Cancer signs many men can impressionist symptoms of other diseases or conditions and many men are known for delaying doctors’ visits, so it’s easy to ignore them. But it’s important to know your body and see a doctor about these or any unusual pains or other changes.
Here are 10 symptoms you should importantly point out for the sake of your life:
If you’re not prone to migraines and never get headaches, but suddenly find yourself popping pain meds all the time, it could be a sign of a brain tumor, which causes pain by pressing on nerves.
Everyone has low-energy days. However, if you feel tired every day for more than a month, or experience shortness of breath when you didn’t before, see a doctor, says Dr. Wender. Leukemia and lymphoma commonly cause persistent fatigue. “Most of the time it won’t be cancer, but get it checked because you never know,” he said.
Unexplained weight loss
“Weight loss for a lot of Americans is a good thing everyone’s dieting but if you have less appetite when you usually have a good appetite, and there’s no big life event or problems happening to cause that, get it checked out,” says Dr. Markman.
Losing weight can be a side effect of many different cancers such as esophageal, pancreatic, liver, and colon, but it’s an especially common symptom of leukemia or lymphoma, says Dr. Wender.

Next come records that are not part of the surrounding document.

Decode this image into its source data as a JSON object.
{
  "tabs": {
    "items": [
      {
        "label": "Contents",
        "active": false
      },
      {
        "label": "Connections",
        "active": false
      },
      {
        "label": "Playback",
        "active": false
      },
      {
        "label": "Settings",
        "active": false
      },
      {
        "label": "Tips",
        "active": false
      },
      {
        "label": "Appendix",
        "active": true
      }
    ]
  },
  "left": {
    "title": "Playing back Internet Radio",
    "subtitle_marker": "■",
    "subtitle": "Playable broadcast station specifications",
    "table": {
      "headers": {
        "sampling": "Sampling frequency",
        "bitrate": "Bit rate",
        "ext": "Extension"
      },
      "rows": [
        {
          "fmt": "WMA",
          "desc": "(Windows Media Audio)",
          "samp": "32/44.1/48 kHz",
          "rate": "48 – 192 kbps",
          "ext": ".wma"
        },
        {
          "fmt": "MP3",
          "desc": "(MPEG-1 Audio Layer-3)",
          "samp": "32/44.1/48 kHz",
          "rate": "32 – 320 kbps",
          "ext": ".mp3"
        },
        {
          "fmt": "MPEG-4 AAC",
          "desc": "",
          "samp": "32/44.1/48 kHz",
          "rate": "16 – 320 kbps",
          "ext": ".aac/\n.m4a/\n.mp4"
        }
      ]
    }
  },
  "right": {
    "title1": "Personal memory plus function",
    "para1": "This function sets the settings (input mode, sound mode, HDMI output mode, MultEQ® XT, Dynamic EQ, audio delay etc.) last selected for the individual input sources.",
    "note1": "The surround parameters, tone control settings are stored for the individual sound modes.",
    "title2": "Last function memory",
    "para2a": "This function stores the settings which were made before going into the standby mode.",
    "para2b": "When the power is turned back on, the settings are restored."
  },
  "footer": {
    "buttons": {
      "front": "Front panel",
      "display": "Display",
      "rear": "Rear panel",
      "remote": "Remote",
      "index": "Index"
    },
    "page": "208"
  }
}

A random bruise is probably nothing to worry about, but if you start to notice bruises popping up all the time, especially in places you wouldn’t normally get them, like your hands or fingers, see a doctor. Unusual bruising can be a leukemia symptom, according to Cancer Treatment Centers of America. Over time, leukemia impairs the blood’s ability to carry oxygen and clot.
A sore throat that persists for a few weeks and gets worse could be a symptom of throat or stomach cancer, as well as an early sign of lung cancer.
Frequent fevers or infections
If you’re usually healthy but notice yourself getting sick or feverish more frequently, it could be an early sign of leukemia. This blood cancer triggers the body to produce abnormal white blood cells, which weakens the body’s infection fighting abilities. Be on the lookout for flu-like symptoms that don’t go away.
Blood in your stool
It could be hemorrhoids or something benign but it could also be colon cancer. Routine screening typically starts at age 50, but cases are becoming more common in younger adults, which is why it’s important to see a doctor for any suspicious symptoms.
Sores or pain in your mouth
A cold sore that heals is probably nothing to worry about, nor is a toothache that goes away after a trip to the dentist. But if you notice sores that don’t heal, pain that sticks around, white or red patches on the gums or tongue, and any swelling or numbness of the jaw, it could be a sign of some mouth cancers. Men who smoke or use chewing tobacco have an increased risk of developing mouth cancer.
If it’s consistently difficult to urinate, or there’s blood in your urine or semen, or if you experience unexplained erectile dysfunction, see your doctor; these could be signs of prostate cancer.
Just as women should be familiar with how their breasts look and feel, men should pay attention to their testicles. If you notice changes in size (to one or both), if they feel swollen or extra heavy, or if you feel a lump, these signs could indicate testicular cancer.